--- AIM OF THE EXERCISE ---
Every record below should be retyped exactly, and no picture should appear in the copy.

--- STORED DATA ---
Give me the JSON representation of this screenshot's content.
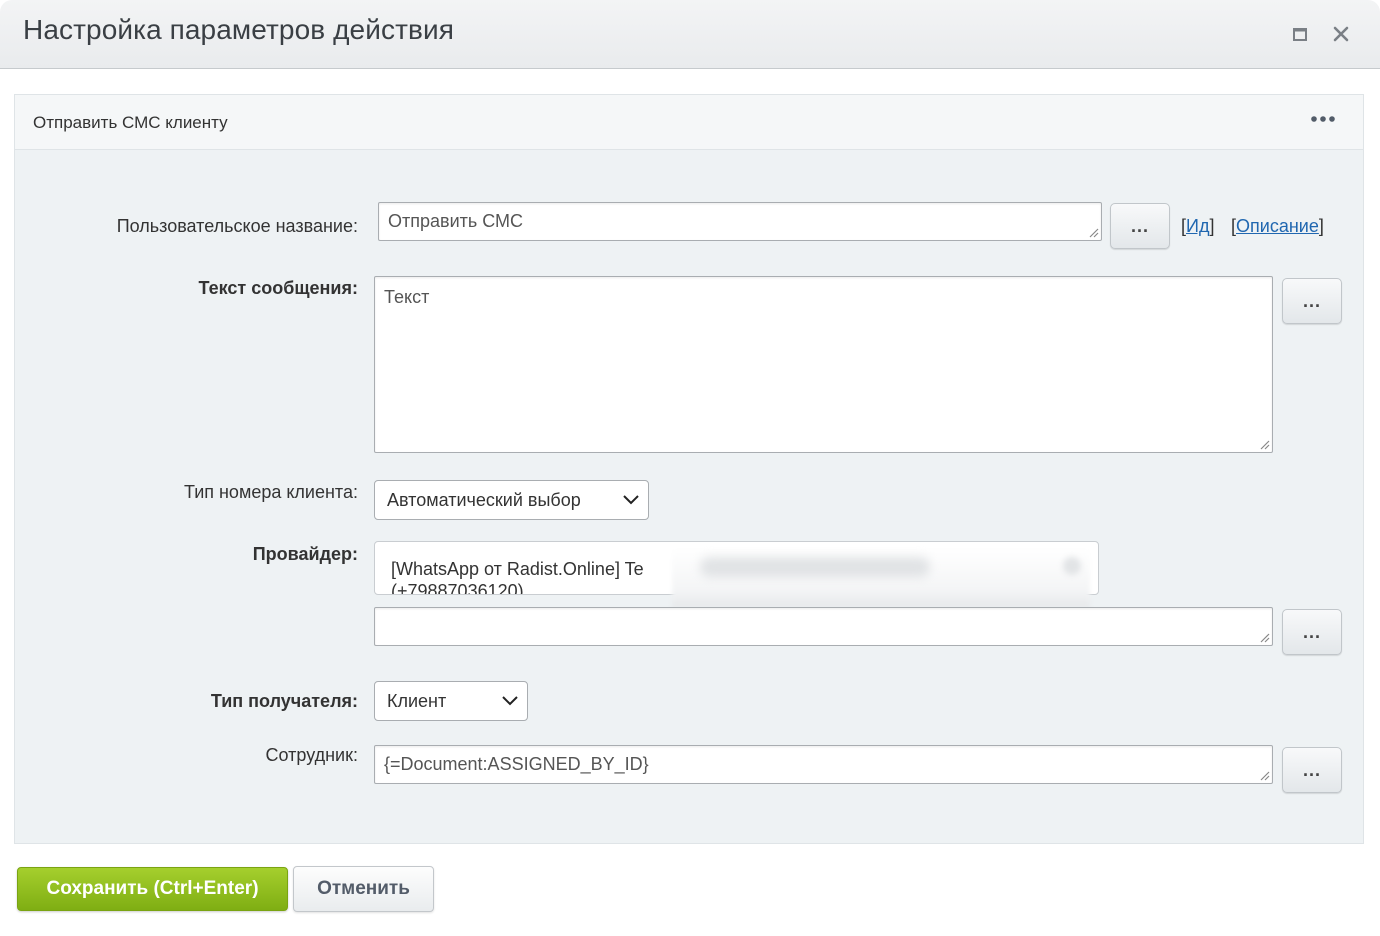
{
  "window": {
    "title": "Настройка параметров действия",
    "maximize_icon": "maximize-icon",
    "close_icon": "close-icon"
  },
  "panel": {
    "title": "Отправить СМС клиенту",
    "menu_icon": "more-horizontal-icon"
  },
  "form": {
    "custom_name": {
      "label": "Пользовательское название:",
      "value": "Отправить СМС",
      "btn": "...",
      "id_link": "Ид",
      "desc_link": "Описание",
      "bracket_open": "[",
      "bracket_close": "]"
    },
    "message_text": {
      "label": "Текст сообщения:",
      "value": "Текст",
      "btn": "..."
    },
    "client_number_type": {
      "label": "Тип номера клиента:",
      "selected": "Автоматический выбор"
    },
    "provider": {
      "label": "Провайдер:",
      "selected_line1": "[WhatsApp от Radist.Online] Te",
      "selected_line2": "(+79887036120)",
      "extra_value": "",
      "btn": "..."
    },
    "recipient_type": {
      "label": "Тип получателя:",
      "selected": "Клиент"
    },
    "employee": {
      "label": "Сотрудник:",
      "value": "{=Document:ASSIGNED_BY_ID}",
      "btn": "..."
    }
  },
  "footer": {
    "save_label": "Сохранить (Ctrl+Enter)",
    "cancel_label": "Отменить"
  },
  "colors": {
    "save_button": "#8fbd1d",
    "link": "#2067b0",
    "panel_bg": "#eef2f4"
  }
}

--- ANSWER TO THE PROBLEM ---
Give me the JSON representation of this screenshot's content.
{
  "window": {
    "title": "Настройка параметров действия",
    "maximize_icon": "maximize-icon",
    "close_icon": "close-icon"
  },
  "panel": {
    "title": "Отправить СМС клиенту",
    "menu_icon": "more-horizontal-icon"
  },
  "form": {
    "custom_name": {
      "label": "Пользовательское название:",
      "value": "Отправить СМС",
      "btn": "...",
      "id_link": "Ид",
      "desc_link": "Описание",
      "bracket_open": "[",
      "bracket_close": "]"
    },
    "message_text": {
      "label": "Текст сообщения:",
      "value": "Текст",
      "btn": "..."
    },
    "client_number_type": {
      "label": "Тип номера клиента:",
      "selected": "Автоматический выбор"
    },
    "provider": {
      "label": "Провайдер:",
      "selected_line1": "[WhatsApp от Radist.Online] Te",
      "selected_line2": "(+79887036120)",
      "extra_value": "",
      "btn": "..."
    },
    "recipient_type": {
      "label": "Тип получателя:",
      "selected": "Клиент"
    },
    "employee": {
      "label": "Сотрудник:",
      "value": "{=Document:ASSIGNED_BY_ID}",
      "btn": "..."
    }
  },
  "footer": {
    "save_label": "Сохранить (Ctrl+Enter)",
    "cancel_label": "Отменить"
  },
  "colors": {
    "save_button": "#8fbd1d",
    "link": "#2067b0",
    "panel_bg": "#eef2f4"
  }
}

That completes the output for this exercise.